I am searching for data to confirm safe practice. I am new to my facility which has a practice of utilizing one IV tubing to administer all antibiotics. I have been practicing 20+ yrs, with a primary focus in IV therapy. It has always been my practice to utilize one IV tubing per antibiotic being administered. I believe I was taught a long time ago we not only have to worry about the immediate precipitate, but the "non-visible" incompatibles and possible drug leaching into the tubing that can cause degradation / potentiation of the  the drugs that follow...I am in search of written data, a study, best practice...something I can reference as best practice. Personally, I would feel best if the practice was to use 1 tubing per drug but I need to confirm & establish what really IS best & safest practice.I would love to hear both from nursing & pharmacy. I feel the answer will lie in the pharmacotheraputic aspect.Looking forward to a response

Kathy thanks for the

Kathy thanks for the information.  I realize I went off on a tangent from your original question.  We use one line for each, considered backpriming but are concerned with individual nursing technique and incompatibilities of the medications.

Carole, Based on INS

Carole,

Based on INS standards of practice YES, if you use one line for each antibiotic medication, and disconnect each time, is this considered "primary intermittent" and is changed every 24 hours.

Yes, if you use one line and back flush, and disconnect after each infusion, this is also considered "primary intermittent"  if it the only line and changed every 24 hours. If it is connected intermittently to a primary then it is considered a secondary intermittent & changed every 24hr.

 Your question: If you keep the line connected, then can it be changed every 72 hours, regardless of one line for each or one line for all? Yes, basically that correct based on standard of practice. As long as your secondary intermittent tubing stays connected to the primary line and is back primed to "clean" the tubing between meds then it can remain handing for 72 hrs.

My search is for the data on the tested efficacy of back priming.

Kathleen Hartman, RN BSN

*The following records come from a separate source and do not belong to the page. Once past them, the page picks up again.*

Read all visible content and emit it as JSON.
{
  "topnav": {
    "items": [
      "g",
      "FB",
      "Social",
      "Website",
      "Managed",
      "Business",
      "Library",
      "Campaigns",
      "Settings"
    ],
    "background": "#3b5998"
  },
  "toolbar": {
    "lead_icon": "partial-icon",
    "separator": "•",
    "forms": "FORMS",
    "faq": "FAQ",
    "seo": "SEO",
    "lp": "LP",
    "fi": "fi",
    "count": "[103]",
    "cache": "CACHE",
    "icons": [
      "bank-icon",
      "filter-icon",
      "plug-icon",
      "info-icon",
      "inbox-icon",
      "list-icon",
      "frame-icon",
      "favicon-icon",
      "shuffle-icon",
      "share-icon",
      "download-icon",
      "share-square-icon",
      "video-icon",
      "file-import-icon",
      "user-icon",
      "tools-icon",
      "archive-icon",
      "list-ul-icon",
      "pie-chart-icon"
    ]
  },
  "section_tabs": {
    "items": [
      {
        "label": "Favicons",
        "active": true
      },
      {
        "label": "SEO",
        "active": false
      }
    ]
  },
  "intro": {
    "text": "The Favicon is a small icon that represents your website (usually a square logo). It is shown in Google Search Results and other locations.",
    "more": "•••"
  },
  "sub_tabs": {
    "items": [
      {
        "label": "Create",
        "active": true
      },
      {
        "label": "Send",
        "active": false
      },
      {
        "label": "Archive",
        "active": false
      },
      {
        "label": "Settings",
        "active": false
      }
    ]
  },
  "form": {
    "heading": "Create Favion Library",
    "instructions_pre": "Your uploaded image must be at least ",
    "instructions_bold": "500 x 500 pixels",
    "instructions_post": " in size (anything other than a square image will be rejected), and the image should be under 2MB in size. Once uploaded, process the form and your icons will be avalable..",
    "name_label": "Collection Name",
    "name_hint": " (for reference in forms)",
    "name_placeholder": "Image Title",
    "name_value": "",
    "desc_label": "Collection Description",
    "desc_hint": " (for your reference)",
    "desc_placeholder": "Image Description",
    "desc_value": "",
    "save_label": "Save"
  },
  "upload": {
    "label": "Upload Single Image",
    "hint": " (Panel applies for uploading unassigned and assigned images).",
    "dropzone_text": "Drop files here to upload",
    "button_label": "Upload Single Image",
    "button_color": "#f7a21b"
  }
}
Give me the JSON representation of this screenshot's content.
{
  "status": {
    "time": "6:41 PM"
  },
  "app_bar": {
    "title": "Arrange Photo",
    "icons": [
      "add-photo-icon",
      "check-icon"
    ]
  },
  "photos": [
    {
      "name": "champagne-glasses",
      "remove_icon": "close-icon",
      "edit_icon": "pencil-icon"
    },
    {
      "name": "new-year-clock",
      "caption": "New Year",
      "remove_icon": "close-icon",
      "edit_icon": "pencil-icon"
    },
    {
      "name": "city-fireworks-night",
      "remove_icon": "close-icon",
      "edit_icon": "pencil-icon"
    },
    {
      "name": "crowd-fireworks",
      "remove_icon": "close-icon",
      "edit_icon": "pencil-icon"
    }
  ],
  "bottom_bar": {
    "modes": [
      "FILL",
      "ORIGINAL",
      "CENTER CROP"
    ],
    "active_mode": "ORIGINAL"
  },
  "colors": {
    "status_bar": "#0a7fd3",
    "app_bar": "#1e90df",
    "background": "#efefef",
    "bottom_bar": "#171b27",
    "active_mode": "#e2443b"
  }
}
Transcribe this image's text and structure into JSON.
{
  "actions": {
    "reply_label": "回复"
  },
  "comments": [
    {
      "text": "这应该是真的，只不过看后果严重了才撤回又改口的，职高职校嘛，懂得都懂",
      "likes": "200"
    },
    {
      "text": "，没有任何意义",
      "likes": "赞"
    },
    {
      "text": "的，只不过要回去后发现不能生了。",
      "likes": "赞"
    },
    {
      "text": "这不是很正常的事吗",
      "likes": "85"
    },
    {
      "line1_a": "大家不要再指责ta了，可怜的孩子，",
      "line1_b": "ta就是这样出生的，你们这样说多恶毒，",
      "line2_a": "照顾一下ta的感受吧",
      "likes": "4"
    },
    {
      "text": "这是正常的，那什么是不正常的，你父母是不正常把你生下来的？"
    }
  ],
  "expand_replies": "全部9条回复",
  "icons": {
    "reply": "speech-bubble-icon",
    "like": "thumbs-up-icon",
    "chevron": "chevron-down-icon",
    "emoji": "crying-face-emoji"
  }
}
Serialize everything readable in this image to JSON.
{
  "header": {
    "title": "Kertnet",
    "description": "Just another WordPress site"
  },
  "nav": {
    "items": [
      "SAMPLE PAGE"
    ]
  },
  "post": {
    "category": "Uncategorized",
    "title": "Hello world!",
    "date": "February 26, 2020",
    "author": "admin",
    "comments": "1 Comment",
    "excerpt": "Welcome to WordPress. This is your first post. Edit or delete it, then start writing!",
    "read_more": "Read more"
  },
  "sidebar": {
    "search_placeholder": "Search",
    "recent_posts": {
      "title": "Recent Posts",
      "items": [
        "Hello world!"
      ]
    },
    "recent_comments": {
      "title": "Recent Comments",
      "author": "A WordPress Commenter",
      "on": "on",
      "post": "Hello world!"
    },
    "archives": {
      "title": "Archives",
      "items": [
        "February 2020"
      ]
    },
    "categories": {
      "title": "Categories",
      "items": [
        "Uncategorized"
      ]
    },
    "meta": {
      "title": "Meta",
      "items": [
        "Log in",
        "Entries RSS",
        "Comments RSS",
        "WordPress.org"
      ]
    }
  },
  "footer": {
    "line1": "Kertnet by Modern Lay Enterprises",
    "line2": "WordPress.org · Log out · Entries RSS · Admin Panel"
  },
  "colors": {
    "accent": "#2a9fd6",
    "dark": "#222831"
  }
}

If you use one line for each

If you use one line for each antibiotic medication, and disconnect each time, is this considered "primary intermittent" and changed every 24 hours?

If you use one line and back flush, and disconnect after each infusion, is this also considered "primary intermittent" and changed every 24 hours?

If you keep the line connected, then can it be changed every 72 hours, regardless of one line for each or one line for all?

Thanks,

Carole

1 IV Tubing for IV administration of multiple medications

We use a  dedicated tubing for each med.  The issue of back flusihing  has come  up on several occasions and is resoundingly  rejected. We are concerned that inadequate  backflusing will occur.  Also of concern is the lack of data to support  this. I know... I know.... data to support either practice doesn't exist  right?  

Jose Delp RN BSN

Clinical coordinator IV Team

Upper Chesapeake Health

Jose Delp RN BSN

CliClinical Nurse Manager IV Team

Upper Chesapeake Health

Backpriming is acceptable practice

Backpriming a secondary set to use it for multiple meds is an acceptable practice as long as any medication in the primary fluid is compatible with the secondary med. Leaving the secondary set attached to the primary set is much better practice because you are not manipulating the tubing on both ends with each dose.

Lynn Hadaway, M.Ed., RN, BC, CRNI

Lynn Hadaway Associates, Inc.

126 Main Street, PO Box 10

Milner, GA 30257

Website http://www.hadawayassociates.com

Office Phone 770-358-7861

follow-up coment on 1 IV tubing

My concern regarding using one tubing stems from a study that indicates Azithromycin is not compatible with Rocephin & Levaquin (among many drugs). These are our standard drugs administered for our pneumonia protocol. The study indicates that these drugs are not compatible using the Y site method.

I can not find evidenced based data to support or NOT support the back-priming method.

If Azithromycin is not compatible then should it be given in the same tubing as other drugs?

Does the back-priming method REALLY 'clean' the tubing so well that no residual drug is left in the tubing or on the drip chamber?

Are staff REALLY performing the complete back-priming method correctly? DO they empty the bag & tubing completely of the 1st drug?

Do they back-prime NS from through out the entire tubing, the drip chamber into the empty bag, before hanging the next drug?

These are the questions I pose. I really would like to find studies or evidenced based data  using the  back-priming method.

Please share your thoughts....Kathy

Kathleen Hartman, RN BSN

Tubing

We use the same tubing as long as the meds are compatible and have been for many years at the Unversity of Pittsburgh.  Apparently this policy was initiated jointly by our Infection Control Department and Pharmacy along with members of an IV committee.  

I am very interested to see what you all in cyberl IVland are doing.

Lisa

Lisa Y., RN, BSN University of Pittsburgh Medical Center/Horizon IV Therapy

This is open and shut, "Not

This is open and shut, "Not Aceptable Practice" for many reason, including the mixing of drugs not documented to be compatible, and excess manipulation as an infection risk.